[WHAT TO WORK ON]:
Only lines holding the word "desc" are wanted. Copy them from the listing below.

[RECORDS FOR THIS EXERCISE]:
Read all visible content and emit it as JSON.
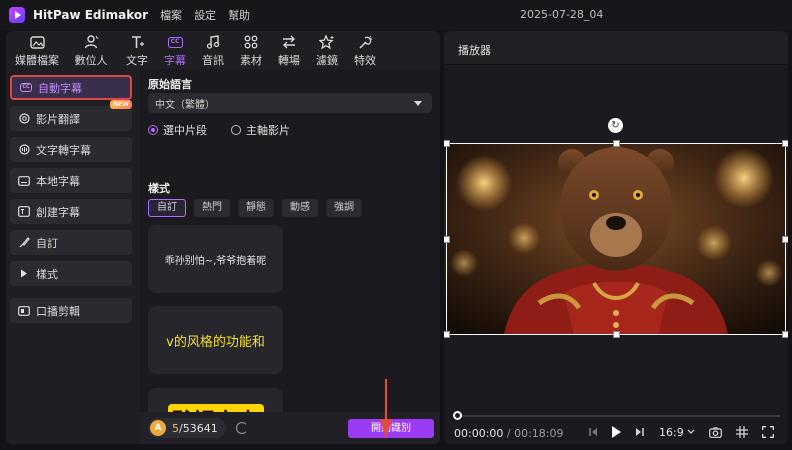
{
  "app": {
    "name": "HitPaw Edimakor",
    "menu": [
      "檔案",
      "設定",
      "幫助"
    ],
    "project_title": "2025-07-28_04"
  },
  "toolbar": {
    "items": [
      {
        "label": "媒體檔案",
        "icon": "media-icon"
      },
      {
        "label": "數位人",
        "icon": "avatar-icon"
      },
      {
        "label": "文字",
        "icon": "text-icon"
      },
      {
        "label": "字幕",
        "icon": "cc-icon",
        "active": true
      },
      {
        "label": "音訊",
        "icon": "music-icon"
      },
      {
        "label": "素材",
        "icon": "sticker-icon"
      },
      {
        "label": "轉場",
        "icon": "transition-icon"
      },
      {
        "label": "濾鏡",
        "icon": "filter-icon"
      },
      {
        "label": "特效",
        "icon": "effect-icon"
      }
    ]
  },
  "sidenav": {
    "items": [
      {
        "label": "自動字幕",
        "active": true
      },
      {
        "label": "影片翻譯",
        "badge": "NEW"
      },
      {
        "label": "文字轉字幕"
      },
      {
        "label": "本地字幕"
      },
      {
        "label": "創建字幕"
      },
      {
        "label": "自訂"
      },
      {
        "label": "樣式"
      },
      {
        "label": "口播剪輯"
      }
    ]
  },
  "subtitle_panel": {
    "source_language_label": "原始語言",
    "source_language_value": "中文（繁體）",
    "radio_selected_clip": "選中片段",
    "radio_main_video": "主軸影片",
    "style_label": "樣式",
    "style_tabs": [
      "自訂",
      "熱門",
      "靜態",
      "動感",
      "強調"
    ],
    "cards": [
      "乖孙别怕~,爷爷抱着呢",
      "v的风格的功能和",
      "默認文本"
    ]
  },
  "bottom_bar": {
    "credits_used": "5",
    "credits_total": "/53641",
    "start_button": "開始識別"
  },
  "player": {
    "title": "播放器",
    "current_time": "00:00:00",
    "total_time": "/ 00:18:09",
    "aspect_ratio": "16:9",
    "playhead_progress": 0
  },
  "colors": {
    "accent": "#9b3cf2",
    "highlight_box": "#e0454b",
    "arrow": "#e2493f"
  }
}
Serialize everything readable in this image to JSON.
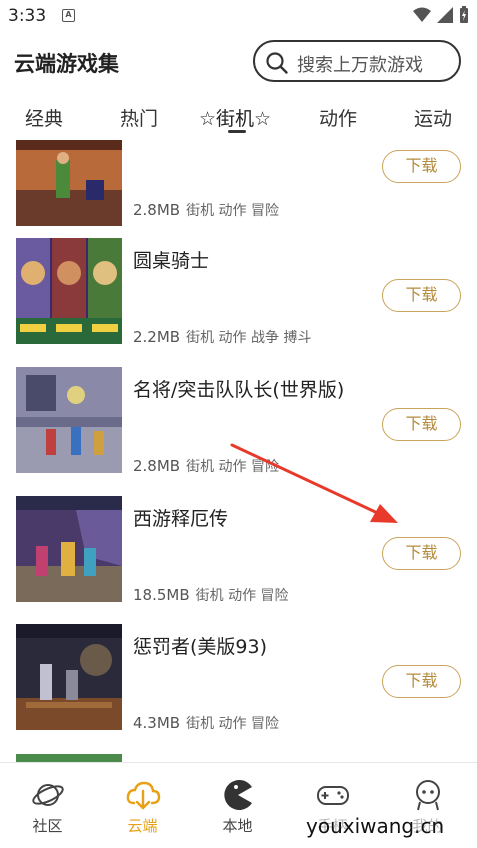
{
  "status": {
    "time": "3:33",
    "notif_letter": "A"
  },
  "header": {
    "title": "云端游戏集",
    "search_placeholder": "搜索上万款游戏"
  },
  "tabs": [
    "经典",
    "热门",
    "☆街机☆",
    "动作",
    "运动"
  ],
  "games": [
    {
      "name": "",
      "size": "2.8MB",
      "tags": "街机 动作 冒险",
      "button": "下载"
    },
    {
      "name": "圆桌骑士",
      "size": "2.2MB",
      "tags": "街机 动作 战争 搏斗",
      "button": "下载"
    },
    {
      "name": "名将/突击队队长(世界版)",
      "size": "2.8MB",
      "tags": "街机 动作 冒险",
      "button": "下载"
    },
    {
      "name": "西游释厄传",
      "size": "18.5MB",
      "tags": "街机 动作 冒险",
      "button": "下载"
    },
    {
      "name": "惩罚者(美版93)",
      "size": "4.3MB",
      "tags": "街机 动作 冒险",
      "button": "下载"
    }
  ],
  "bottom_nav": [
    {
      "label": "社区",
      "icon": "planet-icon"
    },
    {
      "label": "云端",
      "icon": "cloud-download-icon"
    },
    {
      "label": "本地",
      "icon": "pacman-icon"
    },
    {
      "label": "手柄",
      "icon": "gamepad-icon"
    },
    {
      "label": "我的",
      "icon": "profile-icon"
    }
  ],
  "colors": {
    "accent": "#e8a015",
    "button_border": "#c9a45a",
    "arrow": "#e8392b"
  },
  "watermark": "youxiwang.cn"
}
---
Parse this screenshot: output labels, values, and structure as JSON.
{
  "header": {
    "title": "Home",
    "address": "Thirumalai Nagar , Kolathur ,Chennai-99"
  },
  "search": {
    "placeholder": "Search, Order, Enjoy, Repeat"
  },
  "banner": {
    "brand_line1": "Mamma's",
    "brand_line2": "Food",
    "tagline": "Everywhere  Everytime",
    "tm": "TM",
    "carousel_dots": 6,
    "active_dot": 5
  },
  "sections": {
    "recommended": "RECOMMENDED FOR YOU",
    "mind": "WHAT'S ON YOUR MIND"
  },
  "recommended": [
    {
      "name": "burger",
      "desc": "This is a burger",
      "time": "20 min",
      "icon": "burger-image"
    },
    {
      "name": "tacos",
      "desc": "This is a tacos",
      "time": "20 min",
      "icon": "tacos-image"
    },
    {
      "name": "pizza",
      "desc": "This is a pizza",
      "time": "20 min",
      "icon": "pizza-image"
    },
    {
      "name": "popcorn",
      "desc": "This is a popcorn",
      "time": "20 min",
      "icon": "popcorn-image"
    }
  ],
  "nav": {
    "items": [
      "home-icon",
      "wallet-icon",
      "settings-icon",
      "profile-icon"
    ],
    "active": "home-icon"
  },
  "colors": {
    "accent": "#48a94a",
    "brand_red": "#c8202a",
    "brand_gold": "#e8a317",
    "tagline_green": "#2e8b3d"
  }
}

[YOUR SOLUTION]:
      "desc": "This is a burger",
      "desc": "This is a tacos",
      "desc": "This is a pizza",
      "desc": "This is a popcorn",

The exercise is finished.